Because God is the one in charge and he is the one leading his Church.

What has most helped you grow in your gift?

Others encouraging me and the response of those I’ve talked to.

One of these inspirational moments was listening to George Verwer when I was younger.

I went to a talk he gave. I wrote down what he had written in his book about keeping going in world evangelism and just getting up and keeping going even when you fall or fail or find it difficult. He said keeping going was key and that if you do then 20 or 30 years on you’ll realise you’re still going! Guess what – he was right, I’m still going thirty years on!

What do you do to relax?

Hot chocolate with a friend, going to a market, a walk by the river or out on my old vintage bicycle. Throwing a party or having lots of people round for dinner. I live in community so it often feels like a party anyway!

Enjoyed that?

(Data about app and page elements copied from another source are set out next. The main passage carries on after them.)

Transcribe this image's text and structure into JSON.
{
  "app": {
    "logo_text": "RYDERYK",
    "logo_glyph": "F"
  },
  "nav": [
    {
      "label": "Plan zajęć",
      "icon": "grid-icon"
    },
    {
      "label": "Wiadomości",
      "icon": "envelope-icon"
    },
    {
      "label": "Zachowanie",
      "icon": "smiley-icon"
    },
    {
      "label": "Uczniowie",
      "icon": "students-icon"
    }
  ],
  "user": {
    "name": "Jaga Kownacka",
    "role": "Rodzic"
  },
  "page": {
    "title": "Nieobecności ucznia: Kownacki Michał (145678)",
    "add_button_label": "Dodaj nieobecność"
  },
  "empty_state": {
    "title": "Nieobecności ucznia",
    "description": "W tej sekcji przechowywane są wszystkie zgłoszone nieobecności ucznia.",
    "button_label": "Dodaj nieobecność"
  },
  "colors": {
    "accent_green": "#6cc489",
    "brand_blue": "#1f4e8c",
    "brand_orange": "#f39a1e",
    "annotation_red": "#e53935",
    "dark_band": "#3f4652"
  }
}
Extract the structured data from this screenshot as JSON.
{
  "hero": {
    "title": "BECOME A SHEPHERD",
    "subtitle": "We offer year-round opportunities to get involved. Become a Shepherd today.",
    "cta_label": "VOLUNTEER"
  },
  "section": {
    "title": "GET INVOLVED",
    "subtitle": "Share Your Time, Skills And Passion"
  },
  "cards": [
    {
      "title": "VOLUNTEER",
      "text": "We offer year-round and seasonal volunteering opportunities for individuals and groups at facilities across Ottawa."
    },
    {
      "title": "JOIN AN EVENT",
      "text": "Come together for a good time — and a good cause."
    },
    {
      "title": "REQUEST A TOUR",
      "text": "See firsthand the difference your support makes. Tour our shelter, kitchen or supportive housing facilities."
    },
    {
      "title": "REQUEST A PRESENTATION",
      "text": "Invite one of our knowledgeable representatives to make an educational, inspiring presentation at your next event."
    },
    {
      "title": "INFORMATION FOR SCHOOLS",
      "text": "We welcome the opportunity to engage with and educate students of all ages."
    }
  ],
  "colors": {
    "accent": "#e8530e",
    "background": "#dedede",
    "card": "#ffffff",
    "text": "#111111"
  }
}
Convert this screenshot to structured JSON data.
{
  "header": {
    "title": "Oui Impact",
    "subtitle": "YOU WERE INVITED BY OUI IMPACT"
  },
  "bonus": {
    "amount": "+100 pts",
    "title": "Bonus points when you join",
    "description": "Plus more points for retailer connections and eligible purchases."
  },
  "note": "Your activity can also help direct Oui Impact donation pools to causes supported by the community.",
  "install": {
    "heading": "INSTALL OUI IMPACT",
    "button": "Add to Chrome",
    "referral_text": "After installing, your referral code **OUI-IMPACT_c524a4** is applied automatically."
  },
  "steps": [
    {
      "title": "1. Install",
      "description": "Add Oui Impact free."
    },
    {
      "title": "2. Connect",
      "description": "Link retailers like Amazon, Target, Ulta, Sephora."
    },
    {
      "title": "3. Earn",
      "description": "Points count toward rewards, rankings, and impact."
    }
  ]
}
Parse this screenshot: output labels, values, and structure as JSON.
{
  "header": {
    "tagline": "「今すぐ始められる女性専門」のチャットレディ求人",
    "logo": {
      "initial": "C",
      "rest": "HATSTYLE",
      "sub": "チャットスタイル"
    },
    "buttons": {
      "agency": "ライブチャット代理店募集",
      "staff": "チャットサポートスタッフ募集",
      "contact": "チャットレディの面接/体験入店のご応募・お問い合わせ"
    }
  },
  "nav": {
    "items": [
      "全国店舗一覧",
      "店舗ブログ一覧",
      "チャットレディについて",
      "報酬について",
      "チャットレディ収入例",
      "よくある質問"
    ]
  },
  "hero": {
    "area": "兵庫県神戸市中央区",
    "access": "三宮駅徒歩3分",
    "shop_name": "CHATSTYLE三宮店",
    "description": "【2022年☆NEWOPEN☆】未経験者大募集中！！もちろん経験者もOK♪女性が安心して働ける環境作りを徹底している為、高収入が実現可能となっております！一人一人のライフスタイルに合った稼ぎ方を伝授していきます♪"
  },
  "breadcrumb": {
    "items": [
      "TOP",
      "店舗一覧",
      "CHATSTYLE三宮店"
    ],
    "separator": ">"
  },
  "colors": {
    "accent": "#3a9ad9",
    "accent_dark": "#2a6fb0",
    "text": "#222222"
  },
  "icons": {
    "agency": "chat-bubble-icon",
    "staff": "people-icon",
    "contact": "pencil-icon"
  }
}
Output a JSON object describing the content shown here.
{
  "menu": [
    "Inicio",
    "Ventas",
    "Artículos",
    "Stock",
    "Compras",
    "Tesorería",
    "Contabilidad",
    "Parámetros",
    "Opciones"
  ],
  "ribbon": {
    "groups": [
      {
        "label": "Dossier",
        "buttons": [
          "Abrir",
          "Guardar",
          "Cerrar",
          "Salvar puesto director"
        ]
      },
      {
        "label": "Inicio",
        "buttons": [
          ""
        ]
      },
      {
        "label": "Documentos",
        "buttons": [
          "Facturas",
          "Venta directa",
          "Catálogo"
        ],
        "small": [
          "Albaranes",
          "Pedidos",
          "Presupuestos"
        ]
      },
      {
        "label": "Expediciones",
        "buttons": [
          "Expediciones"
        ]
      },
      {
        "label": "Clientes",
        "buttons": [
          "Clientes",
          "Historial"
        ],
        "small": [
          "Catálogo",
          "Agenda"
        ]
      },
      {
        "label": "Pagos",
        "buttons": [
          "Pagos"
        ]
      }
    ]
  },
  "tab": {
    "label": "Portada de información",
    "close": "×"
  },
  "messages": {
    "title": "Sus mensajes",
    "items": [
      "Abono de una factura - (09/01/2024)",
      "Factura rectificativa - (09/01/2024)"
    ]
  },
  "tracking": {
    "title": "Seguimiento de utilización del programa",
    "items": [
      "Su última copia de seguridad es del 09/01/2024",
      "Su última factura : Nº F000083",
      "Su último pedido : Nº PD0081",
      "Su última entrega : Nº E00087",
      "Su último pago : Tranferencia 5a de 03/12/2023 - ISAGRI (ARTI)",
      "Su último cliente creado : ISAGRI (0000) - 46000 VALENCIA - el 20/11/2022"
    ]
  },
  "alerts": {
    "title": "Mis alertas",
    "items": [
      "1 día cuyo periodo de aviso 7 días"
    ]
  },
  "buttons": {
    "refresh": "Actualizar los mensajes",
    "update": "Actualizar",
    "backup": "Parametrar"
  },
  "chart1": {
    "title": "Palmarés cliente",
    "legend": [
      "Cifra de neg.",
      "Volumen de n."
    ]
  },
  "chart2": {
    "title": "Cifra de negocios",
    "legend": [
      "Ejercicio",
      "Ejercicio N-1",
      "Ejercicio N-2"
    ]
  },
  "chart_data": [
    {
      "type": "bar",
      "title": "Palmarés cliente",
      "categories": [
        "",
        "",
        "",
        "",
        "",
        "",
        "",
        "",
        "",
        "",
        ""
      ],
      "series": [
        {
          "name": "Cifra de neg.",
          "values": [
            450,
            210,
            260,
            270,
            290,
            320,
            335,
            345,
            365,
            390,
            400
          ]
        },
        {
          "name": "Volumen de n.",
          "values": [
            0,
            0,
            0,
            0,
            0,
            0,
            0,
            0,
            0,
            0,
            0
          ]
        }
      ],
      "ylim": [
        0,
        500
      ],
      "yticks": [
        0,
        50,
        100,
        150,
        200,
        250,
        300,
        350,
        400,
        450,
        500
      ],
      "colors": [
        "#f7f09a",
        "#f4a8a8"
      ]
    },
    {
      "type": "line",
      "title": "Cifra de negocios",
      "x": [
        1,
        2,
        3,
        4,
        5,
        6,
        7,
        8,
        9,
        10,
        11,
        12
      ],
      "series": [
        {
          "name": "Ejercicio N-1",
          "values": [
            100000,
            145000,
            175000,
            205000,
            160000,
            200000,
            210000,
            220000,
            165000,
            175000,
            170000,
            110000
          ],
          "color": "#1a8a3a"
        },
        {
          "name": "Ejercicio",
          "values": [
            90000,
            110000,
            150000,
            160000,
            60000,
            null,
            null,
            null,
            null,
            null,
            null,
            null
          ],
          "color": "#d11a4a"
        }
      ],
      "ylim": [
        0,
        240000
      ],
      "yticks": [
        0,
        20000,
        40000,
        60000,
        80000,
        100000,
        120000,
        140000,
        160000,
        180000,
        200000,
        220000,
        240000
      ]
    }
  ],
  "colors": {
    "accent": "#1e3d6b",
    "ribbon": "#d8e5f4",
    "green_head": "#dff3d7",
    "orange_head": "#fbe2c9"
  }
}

You can also read Andy Kind and Efram Buckle’s answers to these questions.